  • There are experimental lakes in the south west corner of northern Ontario where studies of the impact of climate change are taking place.  (See the Water Brothers video:  On Thin Ice, which is available on their website.) The air temperature has increased by one degree since the 1960s and we now have 2 weeks per year less ice cover—Lake Superior is the second fastest warming lake in the world.
  • The warming of the lakes impacts the fish—lake trout are pushed further down where there is less food to eat.  As a result, they are becoming smaller and have more difficulty reproducing and hunting.  Warmer lakes allow other species to do well—such as the Asian carp
  • Pollution from plastics contaminates water and at least one half of the plastic sinks.  The Pacific Ocean and the Great Lakes now suffer from plastic pollution, which takes the form of a “soup” found throughout the water column.  Plastic can act as a sponge, absorbing heavy metals and toxins.  The fish and the sea birds eat the plastic and the pollutants in the plastic accumulate in the fish.  80 % of plastics in the water come from the land and 20% come from people travelling on the water. 
  • The Great Lakes have millions of little plastic pieces in them.  Lake Ontario has the most because they flow from the other great lakes.
  • Micro beads (plastic) found in tooth paste and cosmetics are now banned, but they are finding their way into the lakes.  Sani wipes are being flushed because they are marketed as “flushable” although they are made of plastic.  Fleece clothing contains a lot of plastic and the fibres come off in the wash, are not caught in the septic systems and end up in the lakes.   
  • Changes required—it is not good enough to shorten the length of our showers or to use less water when we brush our teeth.  We need to be thinking about the bigger picture.  For example. it takes about 1 year of showers to produce 10 hamburgers.  It takes 8,500 litres of water to make a pair of jeans.  Changes in what we eat and what we wear can save water and affect the quality of our waste water.  More importantly we need to make sure that young people are aware of how precious water is, and are interested in finding ways to ensure that this non -renewable resource is preserved for future generations.  The Water Brothers are focussed on doing this, using their video skills, knowledge, energy and sense of humour.

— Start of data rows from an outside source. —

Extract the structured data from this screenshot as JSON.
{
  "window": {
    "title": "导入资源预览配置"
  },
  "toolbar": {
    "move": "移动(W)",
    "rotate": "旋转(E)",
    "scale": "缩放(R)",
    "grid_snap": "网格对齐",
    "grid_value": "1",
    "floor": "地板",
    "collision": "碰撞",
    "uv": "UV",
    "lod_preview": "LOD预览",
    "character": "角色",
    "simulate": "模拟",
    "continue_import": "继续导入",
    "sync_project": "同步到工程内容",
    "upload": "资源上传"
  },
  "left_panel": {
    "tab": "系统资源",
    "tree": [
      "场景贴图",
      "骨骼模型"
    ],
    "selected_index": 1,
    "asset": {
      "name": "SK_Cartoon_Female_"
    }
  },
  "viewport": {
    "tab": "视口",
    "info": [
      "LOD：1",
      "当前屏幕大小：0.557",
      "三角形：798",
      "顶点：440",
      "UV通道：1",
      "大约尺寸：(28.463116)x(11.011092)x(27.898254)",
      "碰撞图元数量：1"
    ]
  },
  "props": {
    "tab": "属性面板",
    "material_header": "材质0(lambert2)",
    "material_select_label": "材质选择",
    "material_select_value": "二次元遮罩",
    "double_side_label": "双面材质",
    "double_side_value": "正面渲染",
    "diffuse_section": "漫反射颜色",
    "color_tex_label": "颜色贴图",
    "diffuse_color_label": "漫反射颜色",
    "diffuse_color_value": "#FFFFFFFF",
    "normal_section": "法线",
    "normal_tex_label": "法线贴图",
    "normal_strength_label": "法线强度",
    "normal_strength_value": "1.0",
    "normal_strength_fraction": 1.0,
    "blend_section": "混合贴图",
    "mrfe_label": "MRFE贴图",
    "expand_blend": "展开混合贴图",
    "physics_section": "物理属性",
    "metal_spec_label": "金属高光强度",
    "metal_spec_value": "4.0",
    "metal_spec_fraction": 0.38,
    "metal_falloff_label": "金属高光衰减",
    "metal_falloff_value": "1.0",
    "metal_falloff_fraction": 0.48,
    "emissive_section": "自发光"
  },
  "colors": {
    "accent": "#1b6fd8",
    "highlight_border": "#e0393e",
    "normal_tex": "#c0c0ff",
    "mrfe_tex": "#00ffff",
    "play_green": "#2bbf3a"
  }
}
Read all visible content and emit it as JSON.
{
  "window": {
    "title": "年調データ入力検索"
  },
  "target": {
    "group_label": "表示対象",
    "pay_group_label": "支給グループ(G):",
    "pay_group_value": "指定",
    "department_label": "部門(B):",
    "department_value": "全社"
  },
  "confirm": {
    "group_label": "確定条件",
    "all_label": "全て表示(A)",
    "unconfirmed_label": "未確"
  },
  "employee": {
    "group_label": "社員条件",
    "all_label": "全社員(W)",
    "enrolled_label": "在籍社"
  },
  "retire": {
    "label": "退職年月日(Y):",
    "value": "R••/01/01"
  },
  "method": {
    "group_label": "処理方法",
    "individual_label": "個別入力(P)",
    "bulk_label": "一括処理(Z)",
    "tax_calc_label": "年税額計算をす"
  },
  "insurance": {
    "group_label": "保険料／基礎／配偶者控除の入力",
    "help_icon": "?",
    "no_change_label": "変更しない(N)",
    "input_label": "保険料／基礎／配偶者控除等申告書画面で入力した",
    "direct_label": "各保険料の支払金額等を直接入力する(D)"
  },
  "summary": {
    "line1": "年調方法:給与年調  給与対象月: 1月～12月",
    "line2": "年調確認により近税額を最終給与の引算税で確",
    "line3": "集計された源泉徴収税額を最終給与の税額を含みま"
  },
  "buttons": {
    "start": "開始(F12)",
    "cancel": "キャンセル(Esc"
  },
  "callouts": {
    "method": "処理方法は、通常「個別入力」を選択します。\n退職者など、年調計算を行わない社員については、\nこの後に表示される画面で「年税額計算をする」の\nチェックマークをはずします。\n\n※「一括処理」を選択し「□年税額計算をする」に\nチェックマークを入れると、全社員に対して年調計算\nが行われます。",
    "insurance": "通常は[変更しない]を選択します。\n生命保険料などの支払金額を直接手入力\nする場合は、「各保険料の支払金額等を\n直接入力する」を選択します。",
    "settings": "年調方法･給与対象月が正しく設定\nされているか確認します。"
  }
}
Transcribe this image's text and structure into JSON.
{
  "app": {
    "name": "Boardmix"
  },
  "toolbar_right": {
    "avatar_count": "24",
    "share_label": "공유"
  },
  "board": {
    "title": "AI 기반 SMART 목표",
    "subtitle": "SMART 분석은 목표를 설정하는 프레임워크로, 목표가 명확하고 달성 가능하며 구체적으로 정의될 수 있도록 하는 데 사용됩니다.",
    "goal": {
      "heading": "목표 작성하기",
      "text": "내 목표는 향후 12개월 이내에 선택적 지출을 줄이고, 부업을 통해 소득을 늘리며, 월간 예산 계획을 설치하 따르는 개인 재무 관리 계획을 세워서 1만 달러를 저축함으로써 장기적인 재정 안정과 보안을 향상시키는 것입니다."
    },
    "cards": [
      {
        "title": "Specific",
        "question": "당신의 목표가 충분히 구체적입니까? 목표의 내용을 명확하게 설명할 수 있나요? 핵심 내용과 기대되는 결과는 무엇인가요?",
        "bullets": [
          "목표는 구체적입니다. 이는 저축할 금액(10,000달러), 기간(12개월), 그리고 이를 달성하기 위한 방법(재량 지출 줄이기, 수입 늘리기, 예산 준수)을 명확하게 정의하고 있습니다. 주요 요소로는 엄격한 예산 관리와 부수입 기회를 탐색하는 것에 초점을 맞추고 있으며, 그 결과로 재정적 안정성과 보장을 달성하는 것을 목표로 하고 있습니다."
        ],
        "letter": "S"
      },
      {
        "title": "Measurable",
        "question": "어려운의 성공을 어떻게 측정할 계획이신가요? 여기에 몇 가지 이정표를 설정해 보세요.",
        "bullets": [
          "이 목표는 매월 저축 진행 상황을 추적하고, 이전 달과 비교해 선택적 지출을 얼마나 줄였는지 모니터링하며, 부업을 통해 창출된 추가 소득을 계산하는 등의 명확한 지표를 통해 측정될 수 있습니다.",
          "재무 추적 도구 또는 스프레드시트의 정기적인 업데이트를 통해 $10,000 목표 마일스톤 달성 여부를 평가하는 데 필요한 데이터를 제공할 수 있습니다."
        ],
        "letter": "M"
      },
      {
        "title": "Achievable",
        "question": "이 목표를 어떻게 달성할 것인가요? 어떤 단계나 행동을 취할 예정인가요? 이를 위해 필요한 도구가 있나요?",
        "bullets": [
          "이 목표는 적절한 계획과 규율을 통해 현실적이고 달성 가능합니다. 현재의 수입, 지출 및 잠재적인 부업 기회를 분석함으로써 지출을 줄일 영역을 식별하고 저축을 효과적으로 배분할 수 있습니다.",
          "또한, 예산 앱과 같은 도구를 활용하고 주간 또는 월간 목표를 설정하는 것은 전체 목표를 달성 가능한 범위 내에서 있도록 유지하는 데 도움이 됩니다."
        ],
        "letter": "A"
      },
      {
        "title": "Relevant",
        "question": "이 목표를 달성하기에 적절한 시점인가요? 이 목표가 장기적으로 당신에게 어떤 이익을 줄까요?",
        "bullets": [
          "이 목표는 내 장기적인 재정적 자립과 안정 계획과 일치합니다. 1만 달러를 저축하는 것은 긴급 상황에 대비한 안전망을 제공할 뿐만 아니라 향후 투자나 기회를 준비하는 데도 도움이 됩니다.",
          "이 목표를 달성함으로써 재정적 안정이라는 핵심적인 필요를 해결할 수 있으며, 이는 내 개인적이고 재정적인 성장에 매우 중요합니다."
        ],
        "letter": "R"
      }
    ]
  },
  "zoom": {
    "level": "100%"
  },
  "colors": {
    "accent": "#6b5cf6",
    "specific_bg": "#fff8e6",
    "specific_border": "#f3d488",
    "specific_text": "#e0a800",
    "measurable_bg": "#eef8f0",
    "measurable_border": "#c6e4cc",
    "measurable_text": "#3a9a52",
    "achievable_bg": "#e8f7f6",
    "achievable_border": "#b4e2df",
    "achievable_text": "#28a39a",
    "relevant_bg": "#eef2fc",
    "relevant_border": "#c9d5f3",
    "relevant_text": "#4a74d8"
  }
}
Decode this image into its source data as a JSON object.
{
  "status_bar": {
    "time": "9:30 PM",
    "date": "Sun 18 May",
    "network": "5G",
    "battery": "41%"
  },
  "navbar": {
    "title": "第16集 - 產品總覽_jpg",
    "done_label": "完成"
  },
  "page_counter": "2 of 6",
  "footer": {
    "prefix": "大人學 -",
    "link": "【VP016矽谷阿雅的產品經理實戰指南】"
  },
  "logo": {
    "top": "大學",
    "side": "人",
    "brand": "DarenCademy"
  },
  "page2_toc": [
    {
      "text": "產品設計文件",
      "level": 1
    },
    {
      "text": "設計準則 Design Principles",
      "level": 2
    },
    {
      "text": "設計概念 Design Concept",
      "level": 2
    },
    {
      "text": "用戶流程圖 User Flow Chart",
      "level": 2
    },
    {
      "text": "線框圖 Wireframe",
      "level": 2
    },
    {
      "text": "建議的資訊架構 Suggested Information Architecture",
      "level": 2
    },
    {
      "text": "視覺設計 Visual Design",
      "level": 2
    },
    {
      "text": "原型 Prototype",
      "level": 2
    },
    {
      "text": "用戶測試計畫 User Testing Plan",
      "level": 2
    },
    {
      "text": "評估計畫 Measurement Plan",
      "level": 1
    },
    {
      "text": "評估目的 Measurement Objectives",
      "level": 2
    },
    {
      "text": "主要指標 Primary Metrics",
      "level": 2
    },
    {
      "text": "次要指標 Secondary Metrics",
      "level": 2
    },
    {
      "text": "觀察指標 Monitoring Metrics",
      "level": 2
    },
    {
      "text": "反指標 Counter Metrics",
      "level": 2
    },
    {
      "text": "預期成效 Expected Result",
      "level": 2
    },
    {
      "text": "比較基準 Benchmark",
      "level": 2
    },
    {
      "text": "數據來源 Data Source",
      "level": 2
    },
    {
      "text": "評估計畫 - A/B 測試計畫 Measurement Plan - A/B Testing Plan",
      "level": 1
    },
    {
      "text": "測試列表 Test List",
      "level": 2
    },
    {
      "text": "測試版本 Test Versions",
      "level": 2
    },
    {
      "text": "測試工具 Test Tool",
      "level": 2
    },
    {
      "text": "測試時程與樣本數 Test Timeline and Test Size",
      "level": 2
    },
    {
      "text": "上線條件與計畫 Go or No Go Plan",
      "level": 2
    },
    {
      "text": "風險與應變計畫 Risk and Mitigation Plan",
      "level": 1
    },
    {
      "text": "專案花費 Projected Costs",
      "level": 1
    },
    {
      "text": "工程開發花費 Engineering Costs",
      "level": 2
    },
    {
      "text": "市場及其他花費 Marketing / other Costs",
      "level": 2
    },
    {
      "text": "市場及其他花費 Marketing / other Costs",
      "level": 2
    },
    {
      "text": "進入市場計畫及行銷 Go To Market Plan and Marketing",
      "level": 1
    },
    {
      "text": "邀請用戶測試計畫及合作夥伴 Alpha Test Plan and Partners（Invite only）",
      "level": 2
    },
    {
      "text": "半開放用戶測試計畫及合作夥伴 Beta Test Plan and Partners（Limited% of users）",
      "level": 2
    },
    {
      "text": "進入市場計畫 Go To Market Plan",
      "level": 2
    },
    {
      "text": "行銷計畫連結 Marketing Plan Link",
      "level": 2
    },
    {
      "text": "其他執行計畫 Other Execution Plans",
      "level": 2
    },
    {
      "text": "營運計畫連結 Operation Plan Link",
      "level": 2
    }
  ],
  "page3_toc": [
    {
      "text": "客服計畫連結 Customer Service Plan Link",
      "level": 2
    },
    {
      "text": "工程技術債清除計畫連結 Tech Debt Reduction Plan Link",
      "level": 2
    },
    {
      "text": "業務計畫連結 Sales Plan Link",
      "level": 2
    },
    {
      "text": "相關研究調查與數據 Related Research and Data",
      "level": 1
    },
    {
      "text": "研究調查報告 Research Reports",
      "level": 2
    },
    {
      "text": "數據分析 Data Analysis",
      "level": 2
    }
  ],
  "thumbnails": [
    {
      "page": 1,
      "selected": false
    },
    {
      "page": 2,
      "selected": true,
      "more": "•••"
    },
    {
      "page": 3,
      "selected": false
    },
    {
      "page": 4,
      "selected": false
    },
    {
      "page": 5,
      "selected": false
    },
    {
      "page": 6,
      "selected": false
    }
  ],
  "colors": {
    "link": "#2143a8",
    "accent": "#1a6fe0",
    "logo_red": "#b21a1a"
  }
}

The balance of the day was spent talking about how to increase membership in Lake Associations, how to engage younger members and what gaps there are in skills that are preventing Associations from achieving these goals.   Group discussions occurred at each table and the discussions were summarized and presented to the entire group.   The summaries are available from the FOCA Event Summary posted on the FOCA website at  I will print and bring the lists to the next board meeting so that the board can be sure it is doing everything it can reach our membership goals.

A panel discussion with 3 analysts who described specific experiences in engaging younger members and optimizing volunteerism in their organizations followed. 

The day ended with the presentation of a FOCA video project called “Lake Associations” made by a graduate student Chelsie Xavier-Blower.  Here is the link to the video:

Barbara LeVasseur

Secretary, RLCA

16 December 2017

Current weather in Haliburton

Click for more details


Redstone Lake Water Level

Lake Levels

Lake levels are fluctuating. On occasion you may find floating hazards, logs etc. Additionally as the lake level lowers, rock hazards may or may not be entirely visible. As always caution is advised.

RLCA strives to make this information helpful and accurate. No representation or warranty of any kind is made regarding the information provided. As such we disclaim all liability of any kind whatsoever arising out of your use of, or inability to use, this information. Source: Trent-Severn Waterway National Historic Site


Access is restriced to Buoy Stewards

eMail address:


Access is restriced to RLCA Board members

Forgot password?

© 1961-2021 Redstone Lake Cottagers Association  | INFORMATION ON OUR PRIVACY POLICY AND COPYRIGHT